** INPUT FOR THIS TASK follows **

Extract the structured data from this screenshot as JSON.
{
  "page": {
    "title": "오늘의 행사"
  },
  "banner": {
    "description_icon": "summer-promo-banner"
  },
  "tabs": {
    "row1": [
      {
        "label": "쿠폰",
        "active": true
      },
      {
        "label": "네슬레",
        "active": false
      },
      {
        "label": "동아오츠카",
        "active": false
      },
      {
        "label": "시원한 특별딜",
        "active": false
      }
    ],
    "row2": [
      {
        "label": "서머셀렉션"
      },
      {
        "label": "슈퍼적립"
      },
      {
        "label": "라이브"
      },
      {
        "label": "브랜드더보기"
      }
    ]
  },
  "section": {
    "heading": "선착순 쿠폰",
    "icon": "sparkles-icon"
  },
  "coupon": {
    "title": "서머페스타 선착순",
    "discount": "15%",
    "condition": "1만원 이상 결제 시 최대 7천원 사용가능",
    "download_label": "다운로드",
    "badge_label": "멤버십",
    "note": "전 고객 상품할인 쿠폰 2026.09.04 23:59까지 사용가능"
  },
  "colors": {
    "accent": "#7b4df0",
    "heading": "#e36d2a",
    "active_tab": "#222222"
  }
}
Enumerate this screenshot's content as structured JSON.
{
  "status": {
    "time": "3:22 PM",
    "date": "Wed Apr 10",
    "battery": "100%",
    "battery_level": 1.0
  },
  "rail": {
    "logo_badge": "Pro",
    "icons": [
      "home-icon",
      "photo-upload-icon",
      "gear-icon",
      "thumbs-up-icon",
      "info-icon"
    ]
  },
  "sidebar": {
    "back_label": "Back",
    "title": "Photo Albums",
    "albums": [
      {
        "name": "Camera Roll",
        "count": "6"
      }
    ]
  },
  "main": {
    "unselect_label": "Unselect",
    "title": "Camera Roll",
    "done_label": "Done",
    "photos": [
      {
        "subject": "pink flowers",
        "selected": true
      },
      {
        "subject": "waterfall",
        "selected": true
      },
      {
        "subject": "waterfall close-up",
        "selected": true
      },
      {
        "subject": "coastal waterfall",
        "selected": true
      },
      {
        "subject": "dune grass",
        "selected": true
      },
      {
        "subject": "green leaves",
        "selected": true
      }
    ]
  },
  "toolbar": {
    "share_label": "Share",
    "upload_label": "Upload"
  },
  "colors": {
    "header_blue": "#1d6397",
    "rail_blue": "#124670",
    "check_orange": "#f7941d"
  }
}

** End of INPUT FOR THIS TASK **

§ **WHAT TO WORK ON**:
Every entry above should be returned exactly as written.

§ **SOLUTION TO THE EXERCISE**:
Extract the structured data from this screenshot as JSON.
{
  "page": {
    "title": "오늘의 행사"
  },
  "banner": {
    "description_icon": "summer-promo-banner"
  },
  "tabs": {
    "row1": [
      {
        "label": "쿠폰",
        "active": true
      },
      {
        "label": "네슬레",
        "active": false
      },
      {
        "label": "동아오츠카",
        "active": false
      },
      {
        "label": "시원한 특별딜",
        "active": false
      }
    ],
    "row2": [
      {
        "label": "서머셀렉션"
      },
      {
        "label": "슈퍼적립"
      },
      {
        "label": "라이브"
      },
      {
        "label": "브랜드더보기"
      }
    ]
  },
  "section": {
    "heading": "선착순 쿠폰",
    "icon": "sparkles-icon"
  },
  "coupon": {
    "title": "서머페스타 선착순",
    "discount": "15%",
    "condition": "1만원 이상 결제 시 최대 7천원 사용가능",
    "download_label": "다운로드",
    "badge_label": "멤버십",
    "note": "전 고객 상품할인 쿠폰 2026.09.04 23:59까지 사용가능"
  },
  "colors": {
    "accent": "#7b4df0",
    "heading": "#e36d2a",
    "active_tab": "#222222"
  }
}
Enumerate this screenshot's content as structured JSON.
{
  "status": {
    "time": "3:22 PM",
    "date": "Wed Apr 10",
    "battery": "100%",
    "battery_level": 1.0
  },
  "rail": {
    "logo_badge": "Pro",
    "icons": [
      "home-icon",
      "photo-upload-icon",
      "gear-icon",
      "thumbs-up-icon",
      "info-icon"
    ]
  },
  "sidebar": {
    "back_label": "Back",
    "title": "Photo Albums",
    "albums": [
      {
        "name": "Camera Roll",
        "count": "6"
      }
    ]
  },
  "main": {
    "unselect_label": "Unselect",
    "title": "Camera Roll",
    "done_label": "Done",
    "photos": [
      {
        "subject": "pink flowers",
        "selected": true
      },
      {
        "subject": "waterfall",
        "selected": true
      },
      {
        "subject": "waterfall close-up",
        "selected": true
      },
      {
        "subject": "coastal waterfall",
        "selected": true
      },
      {
        "subject": "dune grass",
        "selected": true
      },
      {
        "subject": "green leaves",
        "selected": true
      }
    ]
  },
  "toolbar": {
    "share_label": "Share",
    "upload_label": "Upload"
  },
  "colors": {
    "header_blue": "#1d6397",
    "rail_blue": "#124670",
    "check_orange": "#f7941d"
  }
}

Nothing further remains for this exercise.